By Flavio Falcinelli
The history of radio astronomy began by chance in December 1931: Karl Jansky, an engineer busy in studying the origin of atmospheric disturbances that made long-distance radio communication difficult, using an antenna (known as "carousel" because of its characteristic shape) and a specially designed radio receiver, discovered the radiation at 20.5 MHz from the center of our galaxy as a "byproduct" of his early work.
Block scheme of Jansky’s receiver (“Directional Studies of Atmospherics at High Frequencies” - K. Jansky, 1932)
The first historical radio astronomic record (“Electrical Phenomena that apparently are of Interstellar Origin” - K. Jansky, 1932).
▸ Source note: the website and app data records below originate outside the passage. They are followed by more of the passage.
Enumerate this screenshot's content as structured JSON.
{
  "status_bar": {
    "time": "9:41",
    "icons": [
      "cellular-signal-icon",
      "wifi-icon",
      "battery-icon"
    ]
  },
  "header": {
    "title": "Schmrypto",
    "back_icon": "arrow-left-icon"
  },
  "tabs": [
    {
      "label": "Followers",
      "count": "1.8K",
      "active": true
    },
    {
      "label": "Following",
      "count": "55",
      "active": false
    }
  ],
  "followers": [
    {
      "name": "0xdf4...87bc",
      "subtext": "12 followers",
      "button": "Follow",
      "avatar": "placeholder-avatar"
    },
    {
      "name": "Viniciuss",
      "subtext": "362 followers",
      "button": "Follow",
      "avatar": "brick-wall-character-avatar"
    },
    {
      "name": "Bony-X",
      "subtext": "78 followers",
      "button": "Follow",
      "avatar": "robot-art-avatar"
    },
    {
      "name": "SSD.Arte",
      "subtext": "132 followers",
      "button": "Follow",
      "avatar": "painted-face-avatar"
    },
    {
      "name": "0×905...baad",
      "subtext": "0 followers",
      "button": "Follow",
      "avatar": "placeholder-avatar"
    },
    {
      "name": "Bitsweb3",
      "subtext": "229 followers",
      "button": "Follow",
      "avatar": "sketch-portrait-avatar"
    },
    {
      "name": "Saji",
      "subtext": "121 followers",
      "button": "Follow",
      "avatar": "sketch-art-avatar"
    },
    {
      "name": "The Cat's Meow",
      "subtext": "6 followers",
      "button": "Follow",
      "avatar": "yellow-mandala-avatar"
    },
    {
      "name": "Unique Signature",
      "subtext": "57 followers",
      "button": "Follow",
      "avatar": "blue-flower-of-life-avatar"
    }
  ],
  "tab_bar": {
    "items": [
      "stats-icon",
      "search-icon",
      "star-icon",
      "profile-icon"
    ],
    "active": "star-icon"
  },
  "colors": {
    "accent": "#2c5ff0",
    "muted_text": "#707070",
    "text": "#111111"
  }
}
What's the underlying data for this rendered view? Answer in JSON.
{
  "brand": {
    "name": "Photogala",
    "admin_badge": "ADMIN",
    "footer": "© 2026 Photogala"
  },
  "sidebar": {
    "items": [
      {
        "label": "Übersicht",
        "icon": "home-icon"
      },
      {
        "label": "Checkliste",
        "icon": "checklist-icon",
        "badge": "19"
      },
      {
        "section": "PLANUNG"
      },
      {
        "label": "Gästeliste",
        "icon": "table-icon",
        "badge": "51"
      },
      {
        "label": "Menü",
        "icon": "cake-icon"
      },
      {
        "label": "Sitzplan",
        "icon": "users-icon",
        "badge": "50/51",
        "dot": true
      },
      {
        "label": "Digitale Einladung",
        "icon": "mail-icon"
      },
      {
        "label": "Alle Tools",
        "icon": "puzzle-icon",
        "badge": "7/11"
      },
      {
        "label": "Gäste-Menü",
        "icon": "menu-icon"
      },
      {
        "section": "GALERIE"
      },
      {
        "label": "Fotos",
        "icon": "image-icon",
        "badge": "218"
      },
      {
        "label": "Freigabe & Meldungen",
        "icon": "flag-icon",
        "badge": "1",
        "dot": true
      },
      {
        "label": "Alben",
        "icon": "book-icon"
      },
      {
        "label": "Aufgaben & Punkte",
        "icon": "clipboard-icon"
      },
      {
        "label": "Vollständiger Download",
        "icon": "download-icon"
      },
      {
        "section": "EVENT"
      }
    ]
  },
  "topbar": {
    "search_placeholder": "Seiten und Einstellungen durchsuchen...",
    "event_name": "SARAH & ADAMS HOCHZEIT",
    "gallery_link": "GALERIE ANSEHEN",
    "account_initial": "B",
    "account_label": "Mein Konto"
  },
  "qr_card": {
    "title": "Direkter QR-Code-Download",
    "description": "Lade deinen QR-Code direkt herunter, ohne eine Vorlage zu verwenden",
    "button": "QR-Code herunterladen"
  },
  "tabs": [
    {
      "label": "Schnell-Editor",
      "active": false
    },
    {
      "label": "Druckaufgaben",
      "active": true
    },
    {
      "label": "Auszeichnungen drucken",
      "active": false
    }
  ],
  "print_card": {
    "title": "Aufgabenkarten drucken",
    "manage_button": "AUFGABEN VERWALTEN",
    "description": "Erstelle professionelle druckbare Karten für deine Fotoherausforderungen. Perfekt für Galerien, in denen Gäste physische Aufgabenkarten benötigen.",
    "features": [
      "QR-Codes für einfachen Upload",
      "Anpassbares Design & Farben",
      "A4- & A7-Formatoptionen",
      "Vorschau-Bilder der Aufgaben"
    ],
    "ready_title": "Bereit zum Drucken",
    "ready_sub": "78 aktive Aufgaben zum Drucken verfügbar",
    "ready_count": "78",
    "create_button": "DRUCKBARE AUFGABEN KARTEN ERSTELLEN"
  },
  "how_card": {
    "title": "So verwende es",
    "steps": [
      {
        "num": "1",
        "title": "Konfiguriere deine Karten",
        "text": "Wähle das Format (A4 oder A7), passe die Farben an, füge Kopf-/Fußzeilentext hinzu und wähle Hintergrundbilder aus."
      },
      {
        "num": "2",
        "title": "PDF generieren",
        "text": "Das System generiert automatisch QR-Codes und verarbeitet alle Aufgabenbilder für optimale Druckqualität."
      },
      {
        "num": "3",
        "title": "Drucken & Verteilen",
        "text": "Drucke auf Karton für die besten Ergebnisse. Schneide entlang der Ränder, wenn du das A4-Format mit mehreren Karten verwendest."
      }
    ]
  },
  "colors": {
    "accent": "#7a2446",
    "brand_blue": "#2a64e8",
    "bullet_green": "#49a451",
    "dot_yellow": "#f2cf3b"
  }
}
The images (taken from the original articles of 1932) show the structure of Jansky’s instrument and his recordings, where you can see the periodic repetition of the emission peaks from Sagittarius' celestial region, in the center of our galaxy. This was the first (natural…) extraterrestrial radio signal discovered.
The prototype of the modern telescope, seen as a tool built "ad hoc" to observe the sky, was conceived a few years later by Grote Reber. He compiled a map of our galaxy at 160 MHz: by graphing lines with identical received signal strength in function of the antenna orientation, he thus achieved the first "radio-image" of the sky.
The first radio-map of the galaxy compiled by Reber.